Less than six months later, along came activist investor Dan Loeb and his Third Point hedge fund — buying $3.5 billion of Nestle.
“Loeb had one key demand when Third Point acquired its stake in Nestle — that the company sell off its noncore brands,” says Zach. Stick with the chocolate and the bottled water and the Gerber baby food; dump the skin-care stuff like L’Oréal.
Took a while, but Nestle found a buyer a few weeks ago willing to pony up $10 billion for its skin-care unit. Nestle closed last Wednesday at $98.91.
Time to sell, Zach said. (Loeb might well do the same, he points out.) “Factoring in the pair of dividends we’ve received while holding our shares, we’re looking at a gain of 50%.” For access to more of Zach’s slow and steady plays that could turn into big gainers, give this a look.
Great moments in advertising litigation: A federal judge has laid out excruciatingly precise guidelines for what Bud Light can say about its rivals’ use of corn syrup.
You might recall it all began with one of the better Super Bowl commercials this year…
Ah, yes, the misdelivered cask of corn syrup. “We don’t brew Bud Light with corn syrup,” said the Bud King — who led a group who took the cask to its proper destination of the Coors Light castle by way of Miller Lite’s.
Then Anheuser-Busch followed up with billboards touting Bud Light as having “100% less corn syrup” than their rivals.
MillerCoors sued, demanding all advertising yanked if it invoked corn syrup.
On Friday a federal judge in Wisconsin issued a temporary order while the case moves forward: Because there’s no corn syrup in Miller Lite or Coors Light… Bud Light advertising cannot suggest there is. But… the original Super Bowl ad is still fair game since it only refers to the brewing process and not the final product. Got it?

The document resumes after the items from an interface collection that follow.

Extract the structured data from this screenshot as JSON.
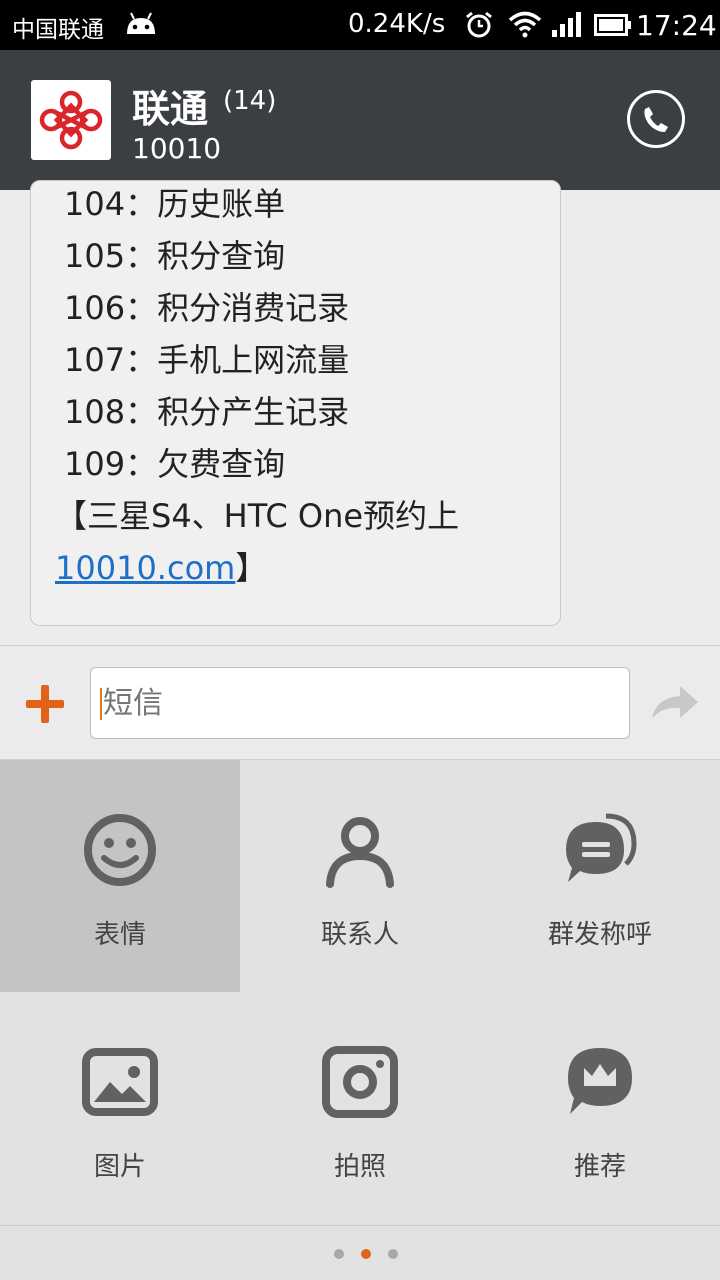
{
  "status_bar": {
    "carrier": "中国联通",
    "speed": "0.24K/s",
    "time": "17:24"
  },
  "header": {
    "contact_name": "联通",
    "count": "(14)",
    "number": "10010"
  },
  "message": {
    "lines": [
      "104：历史账单",
      "105：积分查询",
      "106：积分消费记录",
      "107：手机上网流量",
      "108：积分产生记录",
      "109：欠费查询",
      "【三星S4、HTC One预约上"
    ],
    "link": "10010.com",
    "link_suffix": "】"
  },
  "compose": {
    "placeholder": "短信"
  },
  "attachments": {
    "items": [
      {
        "label": "表情",
        "icon": "smiley-icon"
      },
      {
        "label": "联系人",
        "icon": "person-icon"
      },
      {
        "label": "群发称呼",
        "icon": "chat-bubbles-icon"
      },
      {
        "label": "图片",
        "icon": "image-icon"
      },
      {
        "label": "拍照",
        "icon": "camera-icon"
      },
      {
        "label": "推荐",
        "icon": "crown-bubble-icon"
      }
    ],
    "page_indicator": {
      "pages": 3,
      "active": 2
    }
  },
  "colors": {
    "header_bg": "#3b3f44",
    "accent": "#e0621b",
    "link": "#1e6fc8",
    "icon_gray": "#5f6163"
  }
}
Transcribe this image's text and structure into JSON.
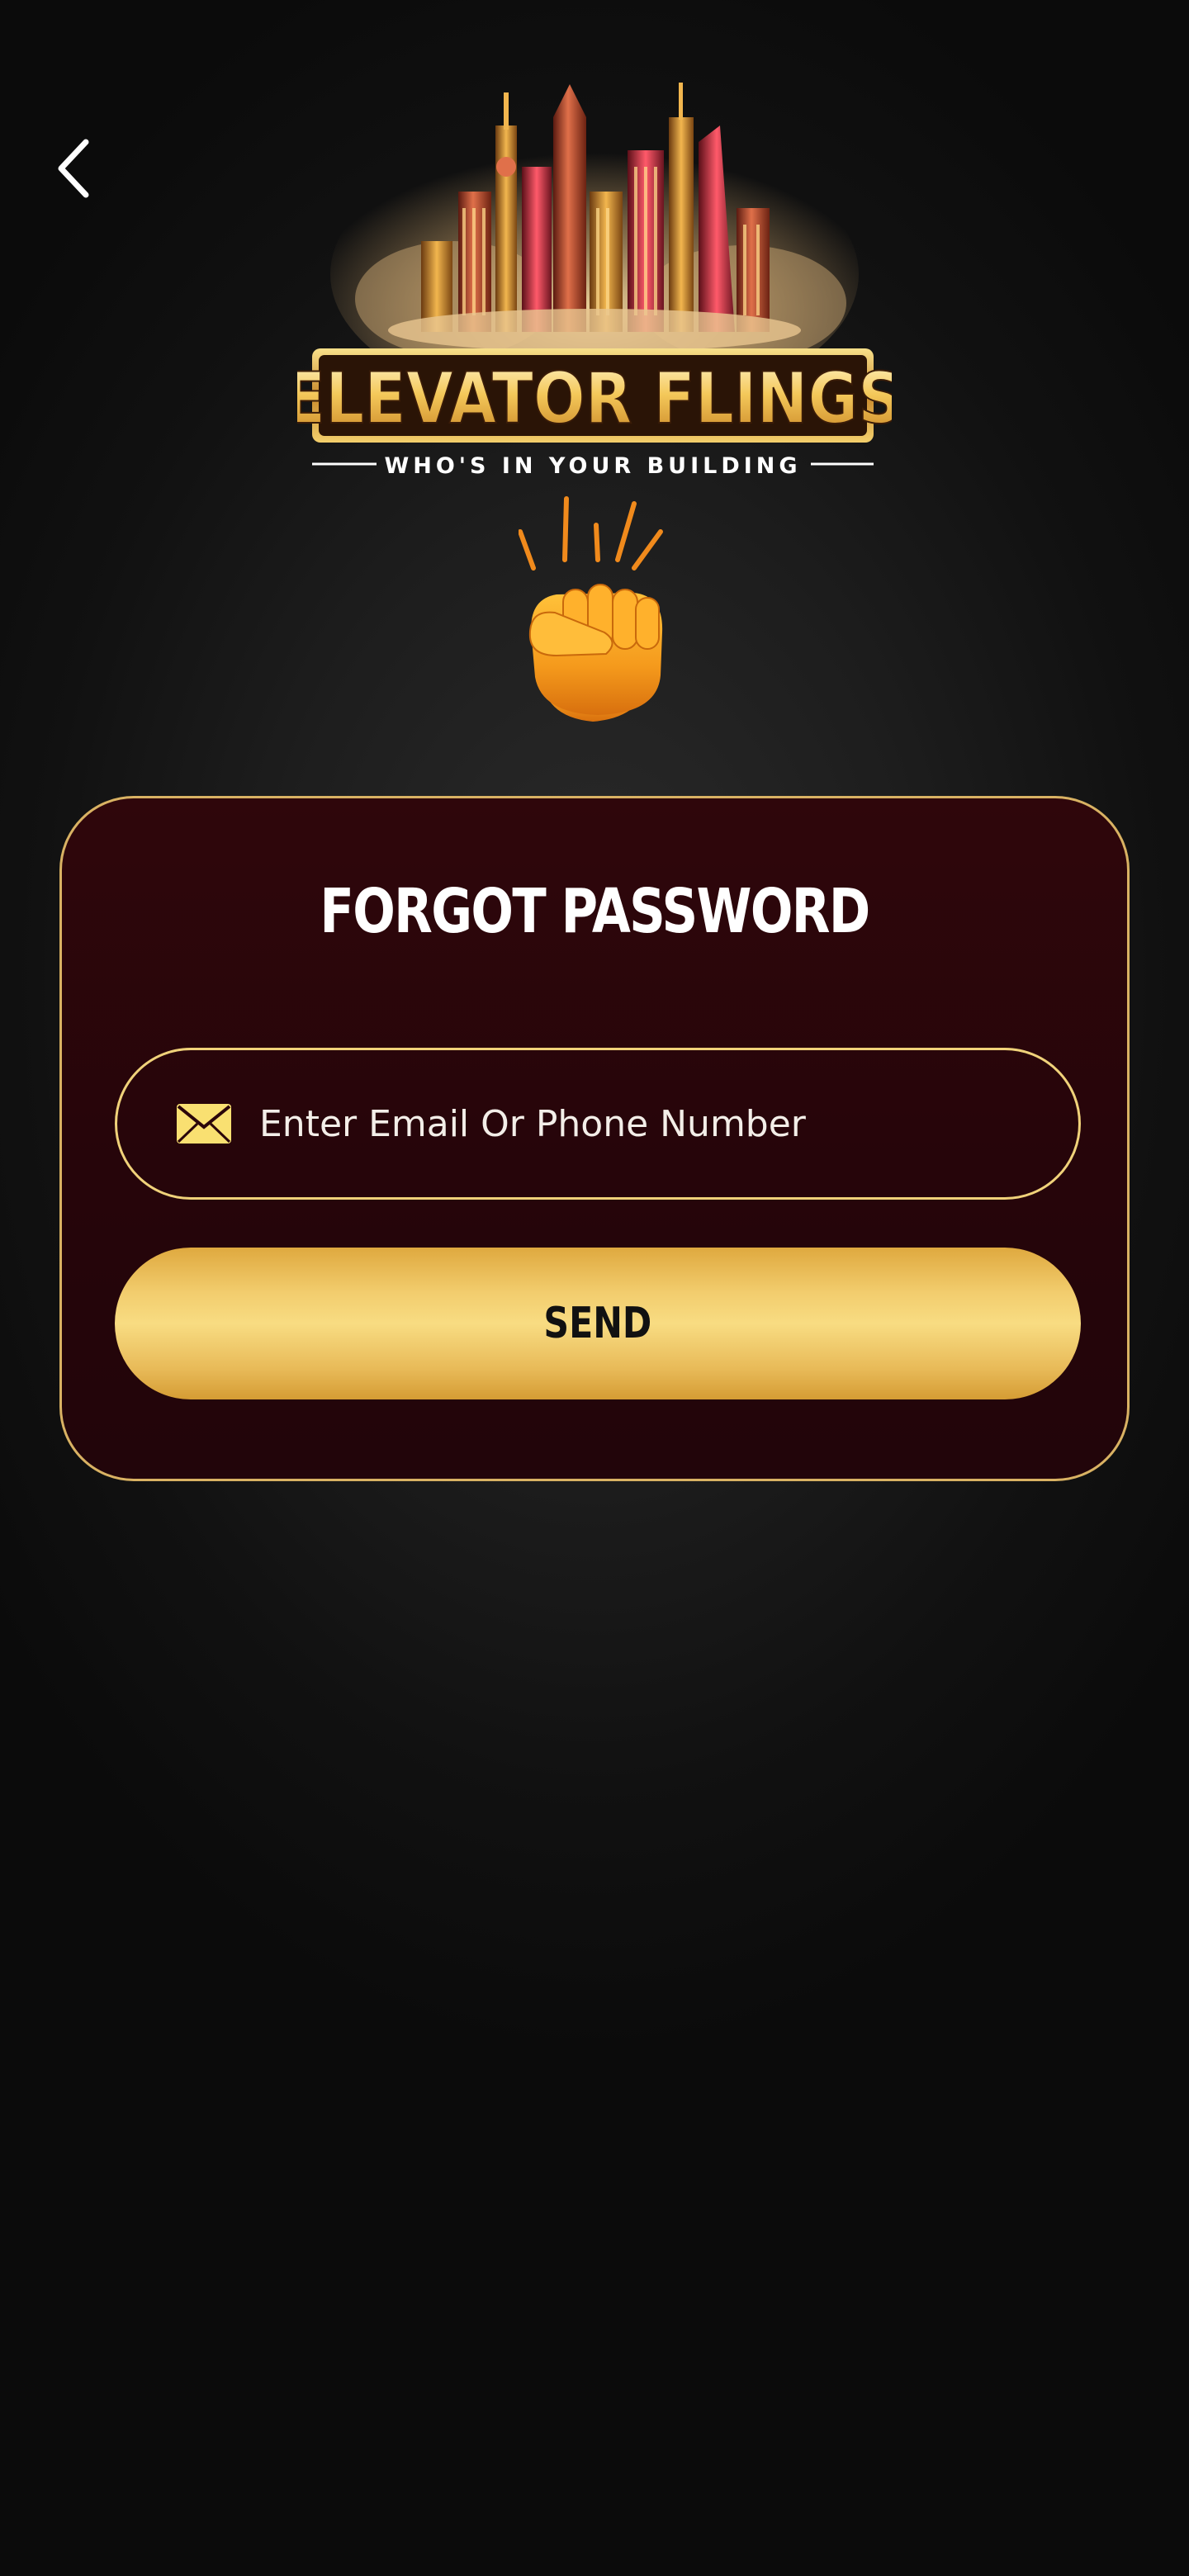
{
  "logo": {
    "wordmark": "ELEVATOR FLINGS",
    "tagline": "WHO'S IN YOUR BUILDING"
  },
  "card": {
    "title": "FORGOT PASSWORD"
  },
  "form": {
    "email_placeholder": "Enter Email Or Phone Number",
    "email_value": "",
    "send_label": "SEND"
  },
  "icons": {
    "back": "chevron-left-icon",
    "field": "mail-icon",
    "emoji": "raised-fist-icon"
  },
  "colors": {
    "accent_gold": "#f0d27a",
    "card_background": "#2a050a",
    "button_gold": "#f2cd6e",
    "page_background": "#1b1b1b"
  }
}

Both sides are claiming victory. Of course, the real winners are the lawyers, right?
“Article on Julian Assange was one of your best ever! Spot on!” a reader enthuses after yesterday’s 5 — which was actually a reprise of an episode from six months ago. “The corruption of our government is beyond the term ‘unbelievable’!”
“Great Information! I agree. Thank you for sharing information I never considered,” says another.
“I appreciate the open and nonpartisan addressing of this critical issues,” adds a third.
No, the approval was not universal.
“Assange should be in jail for many, many years.
“Stole emails from the Democrats and published them. How is that legal? Helped defeat Hillary Clinton. Has us stuck with Trump.”
The 5: And if the shoe had been on the other foot? If they were Trump emails and Clinton won? Would you still feel that way? Be honest…
To be precise we still have no idea who stole the emails from the Democratic National Committee.
Bill Binney, a dissident 30-year veteran of the NSA, is convinced from the publicly available evidence that the emails weren’t even hacked — they were leaked by someone, possibly on the inside, with a thumb drive or similar device. (Please spare us any Seth Rich emails.)
In any event, Assange isn’t charged with anything from 2016. The weird thing — or maybe it’s not — is that the Mueller investigation never interviewed Assange, even though Assange offered to make himself available.
Indeed, The Hill reported in early 2017 — before Mueller was appointed as special counsel — that Assange was close to a deal with the feds. In exchange for limited immunity, he would discuss “technical evidence ruling out certain parties” in the DNC leak.
Then FBI chief James Comey got wind of the potential deal and issued a “stand down” order. Hmmm…
The 5 Min. Forecast
P.S. “Keep up the great work,” says one more correspondent. “I live in Canada and we are being ‘pecked to death by a duck.’ Slowly but surely we are being strangled.
“Soon we will all be criminals to some degree and could be incarcerated at will.”
Really, we already are: See the now-10-year-old book Three Felonies a Day by Harvey Silverglate.